## Work item
Your answer should hold every line of the records below that contains the string "dziennika".

*** Opening Data for analysis ***

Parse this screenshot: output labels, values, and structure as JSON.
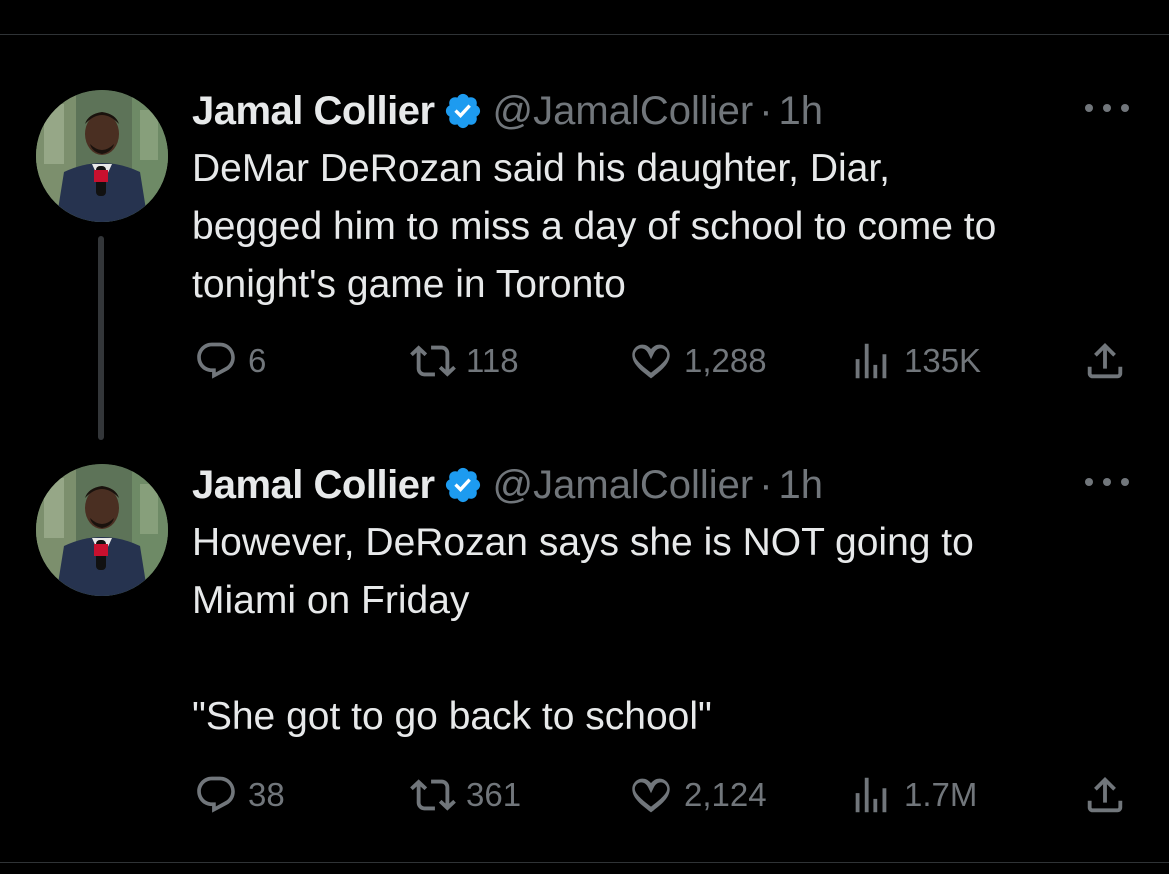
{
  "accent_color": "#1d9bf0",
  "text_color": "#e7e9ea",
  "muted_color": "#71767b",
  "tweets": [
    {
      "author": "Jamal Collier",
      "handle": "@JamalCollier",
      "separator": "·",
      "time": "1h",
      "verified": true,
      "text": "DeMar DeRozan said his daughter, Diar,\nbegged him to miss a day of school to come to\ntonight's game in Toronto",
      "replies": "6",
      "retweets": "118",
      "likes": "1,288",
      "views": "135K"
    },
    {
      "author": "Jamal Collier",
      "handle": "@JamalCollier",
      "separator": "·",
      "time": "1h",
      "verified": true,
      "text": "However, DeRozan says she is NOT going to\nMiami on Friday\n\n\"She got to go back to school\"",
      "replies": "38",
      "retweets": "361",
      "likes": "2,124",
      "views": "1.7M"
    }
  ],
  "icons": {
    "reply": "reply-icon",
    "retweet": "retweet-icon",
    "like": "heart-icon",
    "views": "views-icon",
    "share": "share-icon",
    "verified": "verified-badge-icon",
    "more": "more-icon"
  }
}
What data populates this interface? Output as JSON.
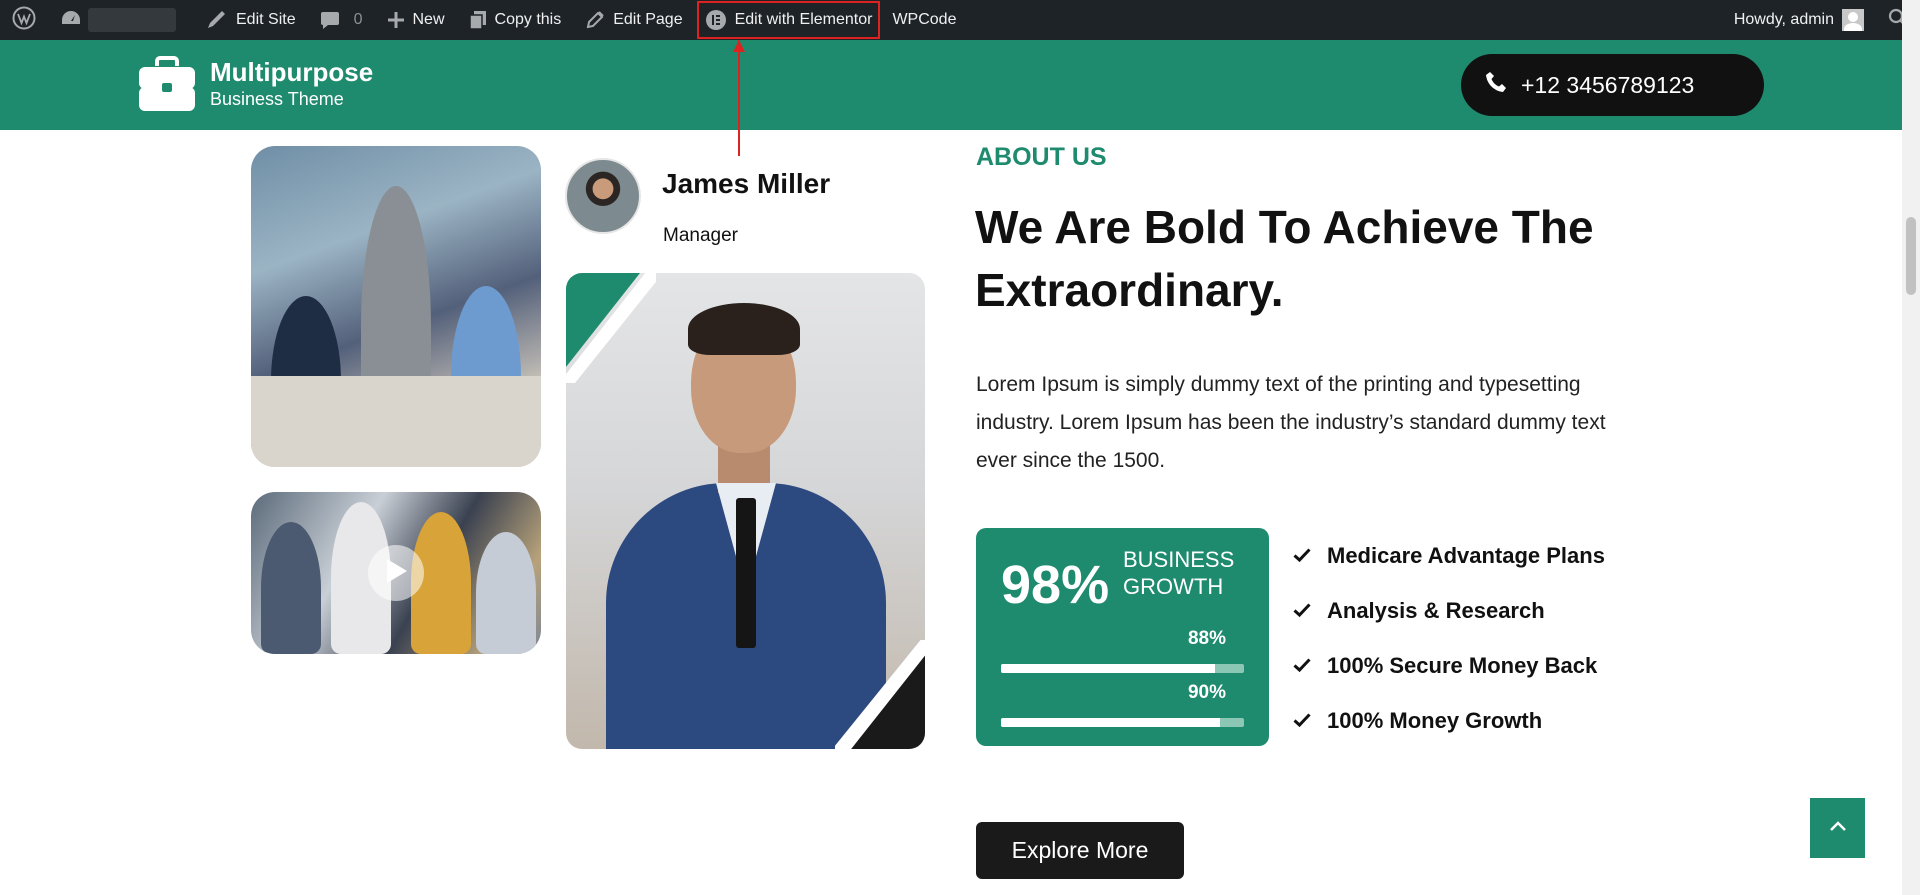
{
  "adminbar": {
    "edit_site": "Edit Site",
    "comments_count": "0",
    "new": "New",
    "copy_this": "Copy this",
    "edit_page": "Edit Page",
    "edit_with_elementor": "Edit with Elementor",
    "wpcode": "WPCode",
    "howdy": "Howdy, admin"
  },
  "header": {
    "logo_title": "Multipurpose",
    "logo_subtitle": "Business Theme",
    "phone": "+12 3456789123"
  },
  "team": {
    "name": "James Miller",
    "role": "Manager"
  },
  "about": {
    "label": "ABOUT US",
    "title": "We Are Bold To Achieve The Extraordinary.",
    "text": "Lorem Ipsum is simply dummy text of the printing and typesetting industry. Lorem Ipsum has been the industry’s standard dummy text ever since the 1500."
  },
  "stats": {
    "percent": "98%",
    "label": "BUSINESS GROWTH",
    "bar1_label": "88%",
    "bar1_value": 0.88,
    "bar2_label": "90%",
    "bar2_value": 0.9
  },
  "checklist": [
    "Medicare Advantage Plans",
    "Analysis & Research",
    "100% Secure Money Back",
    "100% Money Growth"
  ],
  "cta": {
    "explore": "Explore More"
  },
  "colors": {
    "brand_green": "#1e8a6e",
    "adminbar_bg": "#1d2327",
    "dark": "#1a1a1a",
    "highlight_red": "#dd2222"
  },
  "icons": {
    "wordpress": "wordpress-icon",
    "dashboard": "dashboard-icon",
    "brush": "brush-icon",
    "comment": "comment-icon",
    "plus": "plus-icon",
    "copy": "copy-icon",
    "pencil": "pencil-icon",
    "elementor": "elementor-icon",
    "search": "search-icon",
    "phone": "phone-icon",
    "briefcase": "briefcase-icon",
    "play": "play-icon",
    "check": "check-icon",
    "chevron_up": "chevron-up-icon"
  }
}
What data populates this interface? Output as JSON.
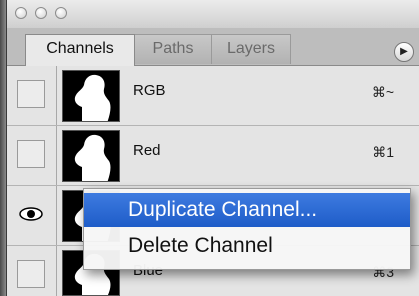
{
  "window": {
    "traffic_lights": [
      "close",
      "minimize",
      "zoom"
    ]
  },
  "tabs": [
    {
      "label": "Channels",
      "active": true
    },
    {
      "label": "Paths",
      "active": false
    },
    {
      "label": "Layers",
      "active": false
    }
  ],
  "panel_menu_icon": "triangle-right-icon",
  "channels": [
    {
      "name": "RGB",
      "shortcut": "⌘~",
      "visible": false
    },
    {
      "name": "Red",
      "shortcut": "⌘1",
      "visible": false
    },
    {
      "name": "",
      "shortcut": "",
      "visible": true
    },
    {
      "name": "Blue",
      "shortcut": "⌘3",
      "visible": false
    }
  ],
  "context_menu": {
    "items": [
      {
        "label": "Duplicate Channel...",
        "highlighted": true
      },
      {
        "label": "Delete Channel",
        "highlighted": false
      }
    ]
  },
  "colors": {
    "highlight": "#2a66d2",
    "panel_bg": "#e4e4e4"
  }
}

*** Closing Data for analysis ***
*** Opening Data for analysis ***

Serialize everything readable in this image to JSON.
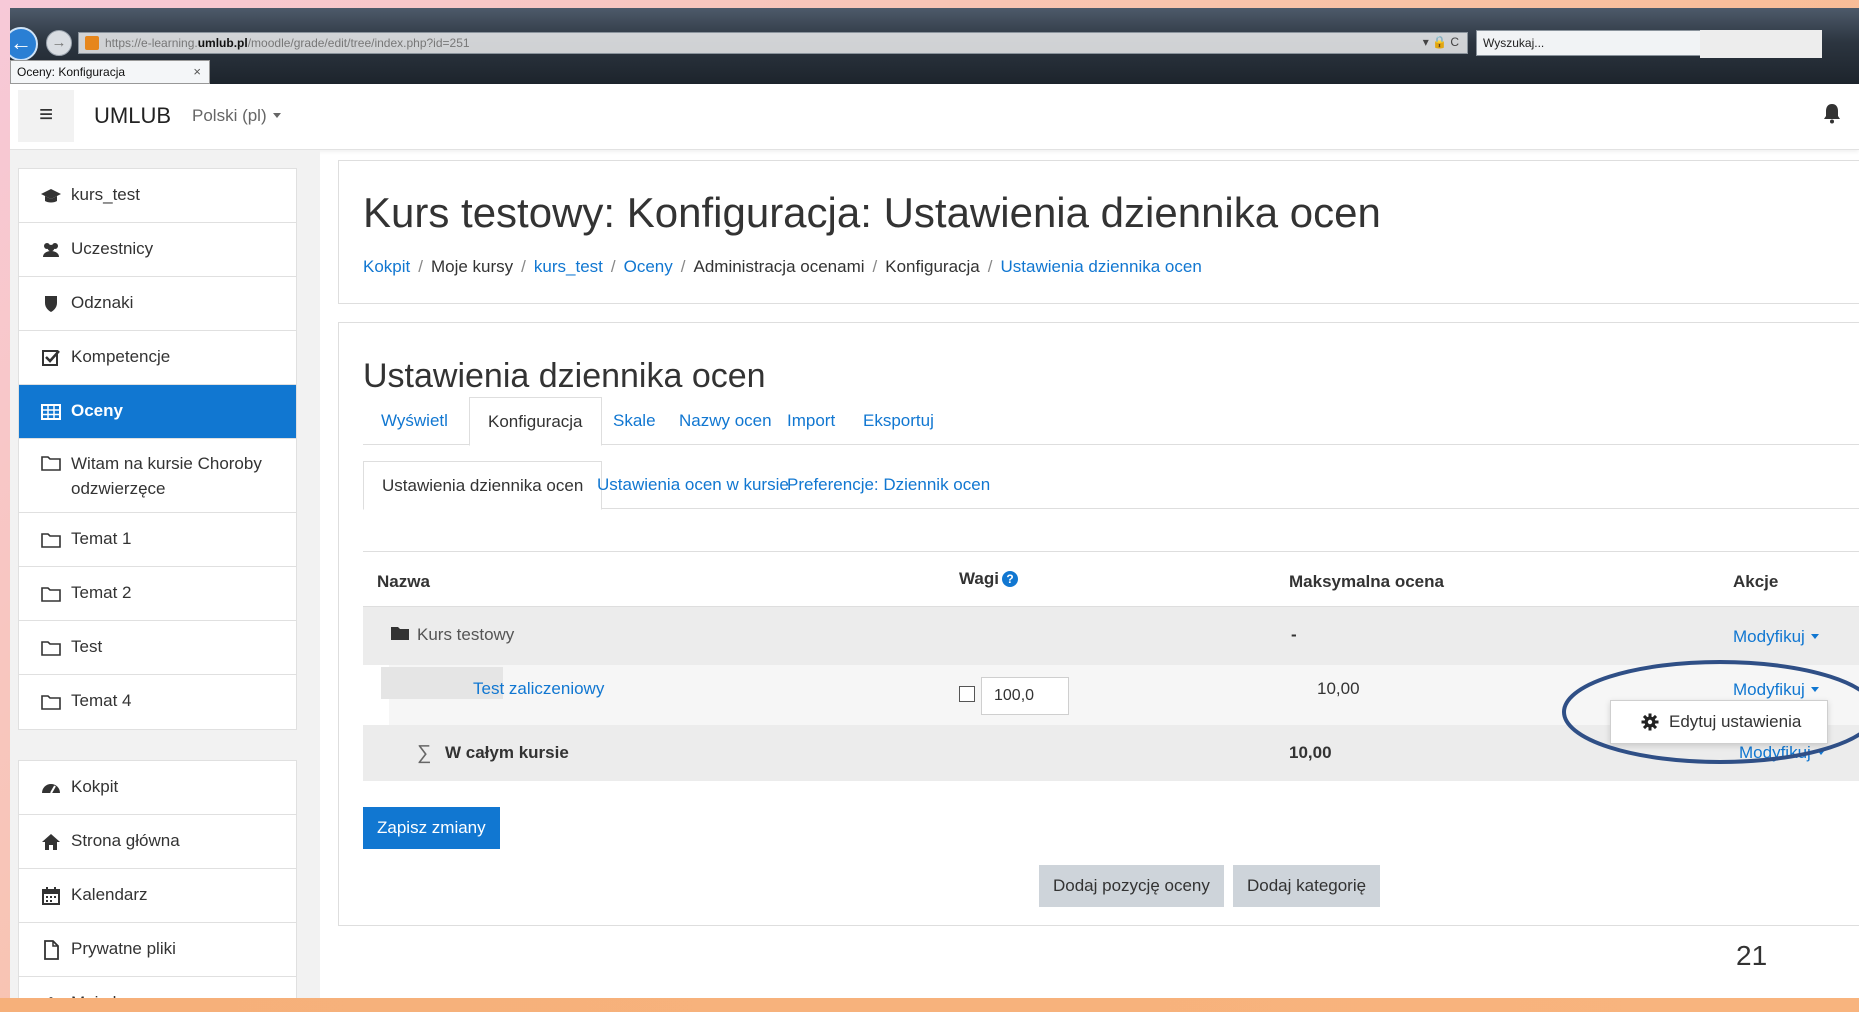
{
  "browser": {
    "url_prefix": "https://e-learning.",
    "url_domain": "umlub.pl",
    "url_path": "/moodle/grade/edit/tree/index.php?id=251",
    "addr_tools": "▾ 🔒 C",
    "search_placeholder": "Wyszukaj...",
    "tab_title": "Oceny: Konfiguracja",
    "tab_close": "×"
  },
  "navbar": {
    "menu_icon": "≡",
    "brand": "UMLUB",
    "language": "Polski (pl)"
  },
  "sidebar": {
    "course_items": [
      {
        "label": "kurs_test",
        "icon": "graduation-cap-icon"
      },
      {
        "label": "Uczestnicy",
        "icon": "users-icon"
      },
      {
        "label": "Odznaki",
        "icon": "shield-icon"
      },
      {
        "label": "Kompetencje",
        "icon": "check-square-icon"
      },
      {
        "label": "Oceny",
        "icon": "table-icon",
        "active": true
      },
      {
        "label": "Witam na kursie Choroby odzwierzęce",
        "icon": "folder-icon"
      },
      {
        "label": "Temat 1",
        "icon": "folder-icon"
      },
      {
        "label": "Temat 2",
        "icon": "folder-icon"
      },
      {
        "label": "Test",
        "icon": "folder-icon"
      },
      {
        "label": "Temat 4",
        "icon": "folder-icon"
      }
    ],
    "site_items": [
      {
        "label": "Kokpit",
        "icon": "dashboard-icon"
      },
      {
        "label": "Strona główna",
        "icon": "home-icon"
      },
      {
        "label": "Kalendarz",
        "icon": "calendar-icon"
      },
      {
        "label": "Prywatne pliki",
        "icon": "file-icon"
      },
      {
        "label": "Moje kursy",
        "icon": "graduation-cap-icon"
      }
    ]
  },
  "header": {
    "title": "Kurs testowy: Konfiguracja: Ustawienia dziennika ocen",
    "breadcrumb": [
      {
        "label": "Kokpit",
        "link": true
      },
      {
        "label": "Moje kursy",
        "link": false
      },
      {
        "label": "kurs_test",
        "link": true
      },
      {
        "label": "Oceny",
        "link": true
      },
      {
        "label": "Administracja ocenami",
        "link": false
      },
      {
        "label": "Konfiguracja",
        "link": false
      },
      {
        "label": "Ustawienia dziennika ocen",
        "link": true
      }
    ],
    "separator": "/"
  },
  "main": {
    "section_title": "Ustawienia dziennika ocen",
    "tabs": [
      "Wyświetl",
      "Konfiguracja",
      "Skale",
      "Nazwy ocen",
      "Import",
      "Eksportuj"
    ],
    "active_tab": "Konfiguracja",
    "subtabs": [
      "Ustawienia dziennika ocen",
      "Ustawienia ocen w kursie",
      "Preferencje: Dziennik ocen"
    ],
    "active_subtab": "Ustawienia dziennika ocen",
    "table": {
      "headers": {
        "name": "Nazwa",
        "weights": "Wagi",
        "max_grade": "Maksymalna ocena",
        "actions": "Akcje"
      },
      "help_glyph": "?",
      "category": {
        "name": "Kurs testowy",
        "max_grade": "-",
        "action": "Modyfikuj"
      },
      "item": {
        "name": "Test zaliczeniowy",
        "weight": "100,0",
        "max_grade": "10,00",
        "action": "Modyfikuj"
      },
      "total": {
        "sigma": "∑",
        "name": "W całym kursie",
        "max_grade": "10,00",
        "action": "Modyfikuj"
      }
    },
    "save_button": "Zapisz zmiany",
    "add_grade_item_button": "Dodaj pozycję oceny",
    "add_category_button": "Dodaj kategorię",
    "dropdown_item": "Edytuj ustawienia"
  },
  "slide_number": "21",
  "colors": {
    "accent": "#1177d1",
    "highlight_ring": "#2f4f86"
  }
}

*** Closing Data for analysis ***

## Task output
    "title": "Kurs testowy: Konfiguracja: Ustawienia dziennika ocen",
        "label": "Ustawienia dziennika ocen",
    "section_title": "Ustawienia dziennika ocen",
      "Ustawienia dziennika ocen",
    "active_subtab": "Ustawienia dziennika ocen",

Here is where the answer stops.